QCEW data are not designed as a time series. QCEW data are simply the sums of individual establishment records reflecting the number of establishments that exist in a county or industry at a point in time. Establishments can move in or out of a county or industry for a number of reasons-some reflecting economic events, others reflecting administrative changes.
The preliminary QCEW data presented in this release may differ from data released by the individual states as well as from the data presented on the BLS web site. These potential differences result from the states’ continuing receipt, review and editing of UI data over time. On the other hand, differences between data in this release and the data found on the BLS web site are the result of adjustments made to improve over-the-year comparisons. Specifically, these adjustments account for administrative (noneconomic) changes such as a correction to a previously reported location or industry classification. Adjusting for these administrative changes allows users to more accurately assess changes of an economic nature (such as a firm moving from one county to another or changing its primary economic activity) over a 12-month period. Currently, adjusted data are available only from BLS press releases.
Information in this release will be made available to individuals with sensory impairments upon request. Voice phone: (202) 691-5200; Federal Relay Service: (800) 877-8339.

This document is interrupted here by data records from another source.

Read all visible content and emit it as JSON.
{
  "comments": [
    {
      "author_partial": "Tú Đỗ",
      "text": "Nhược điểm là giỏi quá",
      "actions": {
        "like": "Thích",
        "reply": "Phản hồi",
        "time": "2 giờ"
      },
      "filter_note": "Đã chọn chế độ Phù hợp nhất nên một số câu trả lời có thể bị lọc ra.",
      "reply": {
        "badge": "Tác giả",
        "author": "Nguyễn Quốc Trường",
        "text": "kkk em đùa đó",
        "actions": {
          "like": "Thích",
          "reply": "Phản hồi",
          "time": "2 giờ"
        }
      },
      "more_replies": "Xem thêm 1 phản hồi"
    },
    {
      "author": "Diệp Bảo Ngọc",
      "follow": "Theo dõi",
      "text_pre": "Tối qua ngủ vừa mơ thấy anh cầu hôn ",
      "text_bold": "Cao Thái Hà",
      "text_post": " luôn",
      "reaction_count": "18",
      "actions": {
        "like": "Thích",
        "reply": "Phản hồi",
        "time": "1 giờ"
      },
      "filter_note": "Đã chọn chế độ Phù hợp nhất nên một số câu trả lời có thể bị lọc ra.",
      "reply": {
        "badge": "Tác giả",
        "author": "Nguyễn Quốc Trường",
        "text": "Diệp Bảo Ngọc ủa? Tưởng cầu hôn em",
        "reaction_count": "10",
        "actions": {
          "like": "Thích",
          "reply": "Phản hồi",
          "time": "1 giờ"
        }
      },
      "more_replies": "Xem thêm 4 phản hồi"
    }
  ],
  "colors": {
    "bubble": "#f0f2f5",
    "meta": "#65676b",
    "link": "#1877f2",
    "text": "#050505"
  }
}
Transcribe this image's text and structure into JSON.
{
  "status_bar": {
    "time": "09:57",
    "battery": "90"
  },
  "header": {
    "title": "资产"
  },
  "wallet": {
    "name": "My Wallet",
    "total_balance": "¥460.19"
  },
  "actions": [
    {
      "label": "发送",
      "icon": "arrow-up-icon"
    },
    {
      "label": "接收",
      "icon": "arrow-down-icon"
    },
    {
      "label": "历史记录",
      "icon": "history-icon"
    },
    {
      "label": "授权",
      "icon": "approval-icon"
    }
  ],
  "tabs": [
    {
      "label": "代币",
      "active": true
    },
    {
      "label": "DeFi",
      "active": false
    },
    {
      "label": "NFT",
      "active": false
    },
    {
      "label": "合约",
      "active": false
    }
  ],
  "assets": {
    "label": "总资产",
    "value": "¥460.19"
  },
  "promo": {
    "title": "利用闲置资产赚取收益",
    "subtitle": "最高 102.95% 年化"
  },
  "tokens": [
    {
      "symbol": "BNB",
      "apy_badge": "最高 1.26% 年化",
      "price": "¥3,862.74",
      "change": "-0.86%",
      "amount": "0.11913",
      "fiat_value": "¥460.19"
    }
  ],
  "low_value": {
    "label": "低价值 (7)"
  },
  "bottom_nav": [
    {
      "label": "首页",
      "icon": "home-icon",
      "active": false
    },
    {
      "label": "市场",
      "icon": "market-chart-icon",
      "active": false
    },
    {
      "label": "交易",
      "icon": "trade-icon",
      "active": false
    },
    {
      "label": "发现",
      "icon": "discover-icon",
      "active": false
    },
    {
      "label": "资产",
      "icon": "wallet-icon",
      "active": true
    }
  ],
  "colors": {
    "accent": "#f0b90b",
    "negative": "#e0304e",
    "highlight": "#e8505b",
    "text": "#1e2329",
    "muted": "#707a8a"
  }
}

View Chart Data
BLS – U.S. Bureau of Labor Statistics published this content on 08 December 2021 and is solely responsible for the information contained therein. Distributed by Public, unedited and unaltered, on 08 December 2021 16:41:02 UTC.
© Publicnow 2021
NXP Semiconductors Down Over 5%, on Pace for Largest Percent Decrease Since June 2020 — Data Talk
Certain Class A Ordinary Shares of Kanzhun Limited are subject to a Lock-Up Agreement Ending on 8-DEC-2021.